                                      Now I'm really confused! You yourself name SEVERAL "fortified wines, Ports, Madeiras, Sherries" that do NOT go well with cigars: Fino Sherry, White Porto, Rainwater Madeira are but three which do not go well, and there are many others: I cannot see a dry Sherry of any kind working well, be it a Fino or Manzanilla, or non-sweetened versions of Amontillado or Palo Cortado; the same is true for Sercial and Verdelho, AND older Vintage, Colheita or Tawny Ports (see my other posts in this thread).

                                      I cannot quite imagine, say, a Muscatel de Setúbal pairing well with cigars, but will also admit I've also never tried that combination. So, too, for Moscatels from Navarra, Muscat Beaume de Venise, and so on. Also, the fortified Muscats (Black, White, Pink) from Massandra, or even their "ports."

                                  2. re: nycyn

                                    So I retract my statement in regard to the CigarZin and Seasmoke if someone is bringing Grange. Dang. Where is this event? I wouldn't consider it really anything close to ideal tasting conditions but if it's there, I'd drink it in a hearbeat.

                                    1. re: nycyn

                                      I would do the Penfold's, before any cigars, and I love cigars.

                                      Hunt

                                    2. Recently got into cigars and have been reading books and watching videos online to learn more. I watched a video today about pairing wine w/ cigars. During the video the gentleman blew cigar smoke directly into his glass of Shiraz, placed his hand over the glass and swirled and for a good long time it appeared. He then raised his hand off the glass allowing all the smoke to escape first and took a sip. He went on to discuss the success of this marriage. So I tried it w/ an inexpensive Cabernet. It worked well, for me anyway. The lingering woody, peppery, smoke aroma blended well w/ the fat fruit of the wine.

                                      3 Replies
                                      1. re: Chinon00

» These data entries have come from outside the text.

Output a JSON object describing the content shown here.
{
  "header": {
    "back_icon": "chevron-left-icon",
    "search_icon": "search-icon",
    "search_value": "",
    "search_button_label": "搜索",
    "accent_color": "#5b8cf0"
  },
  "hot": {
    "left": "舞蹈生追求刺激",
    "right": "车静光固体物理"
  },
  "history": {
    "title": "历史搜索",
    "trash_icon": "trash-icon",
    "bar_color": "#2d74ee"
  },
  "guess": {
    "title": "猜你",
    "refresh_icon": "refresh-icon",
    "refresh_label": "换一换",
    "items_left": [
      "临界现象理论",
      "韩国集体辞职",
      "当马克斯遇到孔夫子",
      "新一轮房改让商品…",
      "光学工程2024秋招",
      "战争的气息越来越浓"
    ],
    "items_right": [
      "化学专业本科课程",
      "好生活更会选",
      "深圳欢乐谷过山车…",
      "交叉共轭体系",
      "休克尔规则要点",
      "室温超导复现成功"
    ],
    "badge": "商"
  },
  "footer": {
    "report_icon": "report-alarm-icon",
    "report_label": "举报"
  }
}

                                        you could be in heaven in a place called Danville Cigar, Fine Wine - but I can see you are on the East coast so this is way too far. But I go there often - I am into wines, my attempt to learn to smoke cigars failed - even the mildest cigars are too harsh for me. But I still meet great people there, they often combine special cigar events with some wine pouring, as a matter of fact I am going there this Friday.

                                      2. As I am reading this I am partaking in one of the great joys of my life. I am enjoying my cigar with a 10 year old Foseca 10 year old Tawny Port.

                                        www.gasperthewineguy.blogspot.com

                                        1. I also love to sip Madeira with a mild Dominican cigar, but I prefer a drier Terrantez or Sercial. An Oloroso is also lovely, and I prefer it with a Nicaraguan cigar like Arturo Fuente's or a Cuban Partagas. Basically I like to enjoy a fortified wine that's on the dry side with cigars. On warm days I chill the wine so it's more refreshing to sip with the cigar.

                                          1. Not much of a cigar smoker myself (anymore), but when I was, I found aged rum or a good single malt to be a much better match than any wine.